Of course, it helps when the government is actually doing both at the same time.
According to a recent story by Jeremy Scahill, whose documentary about US foreign aggression has been nominated for an Academy Award, and Glenn Greenwald, who wrote the original NSA stories based on Snowden’s information, the CIA and the United States military are assisted in their drone-based counterterrorism efforts by the spying and collection procedures of the NSA. Specifically, the NSA tracks the phone location and activity of potential targets, and the military sends a drone to destroy the person holding that phone. No human intelligence is required to confirm the information provided by the complicated – and controversial – surveillance programs used by the NSA. They find the phone, they pass on the information, and all of a sudden, there’s one less hater of American freedom plotting jihad.
Or there might be, if we lived in a world where the location of a phone, or even just a SIM card, was a guarantee that its owner happened to be located in the same place. Unfortunately, ours is a world of mobile communications technology, in which phones might be held by other people, lent to friends or family in times of emergency, or lost somewhere in the cushions of a couch. Even if the location of the target is guaranteed, the lack of human observation and confirmation takes context completely out of the equation.
“Once the bomb lands or a night raid happens, you know that phone is there,” says the report’s main source, a former drone operator for the Joint Special Operations Command (JSOC). “But we don’t know who’s behind it, who’s holding it. It’s of course assumed that the phone belongs to a human being who is nefarious and considered an ‘unlawful enemy combatant.’ This is where it gets very shady.” The drone operator also admits to having participated in successful drone strikes based on NSA information that killed a number of unknown bystanders in addition to the target of the strike.
“They might have been terrorists,” he says. “Or they could have been family members who have nothing to do with the target’s activities.”
The partnership between the NSA and drone operations seems both impractical and immoral. SIM cards, after all, can be swapped out, traded or replaced by their owners at any time, meaning that thwarting this system is not difficult to do. Moreover, there was already criticism being leveled toward the drone program, and President Obama as its fearless defender, for its lack of accuracy resulting in civilian casualties. The continued reliance on a plan of action that makes both missing the target and murdering innocent bystanders significantly more likely, rather than less, is a sign of a power structure that cares nothing at all for the idea of basic human rights.

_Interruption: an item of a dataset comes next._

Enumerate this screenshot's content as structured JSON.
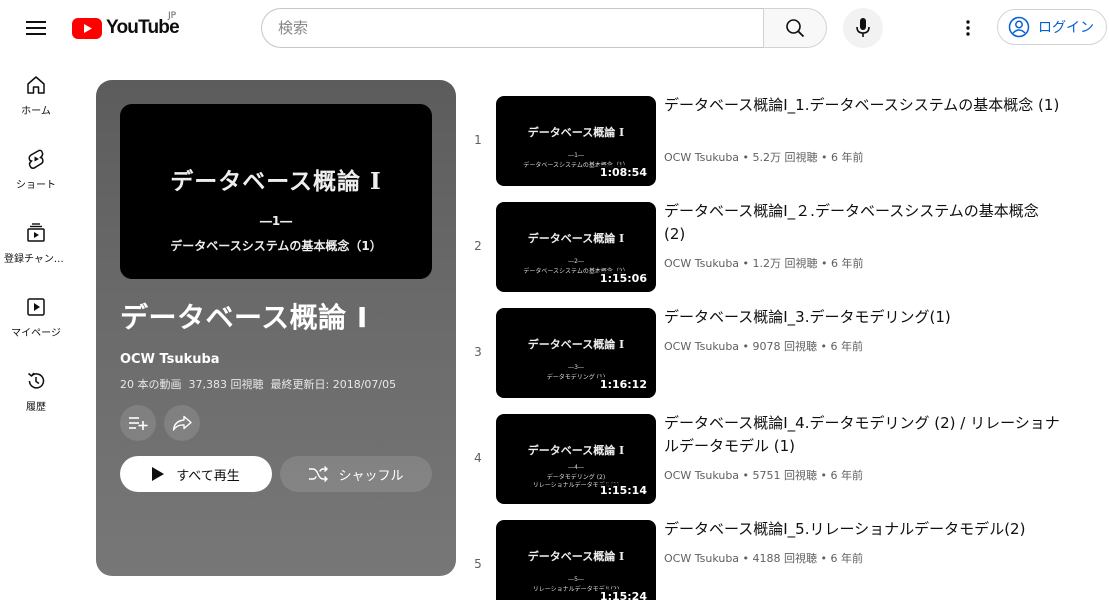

The NSA spying program and the drone warfare program are the two primary symbols of the modern United States, as our national character begins to shift toward one that values control and brute force over liberty and justice. These two things are what other countries point to when they talk about American imperialism, or domestic advocacy groups when they talk about the rise of the surveillance state. Even if the newly confirmed link between them isn’t surprising, it’s still utterly terrifying. The NSA collects vast amounts of data on American citizens, then works hand in hand with a military operation that has already proven itself capable of assassinating American citizens. That’s a really bad combination…and this is with the Democrats in charge.
Originally published in The Lumberjack (http://www.jackcentral.org/opinion/opinion-nsa-partnership-with-drones-should-have-everyone-terrified/article_beacdcca-9a90-11e3-bf3a-001a4bcf6878.html)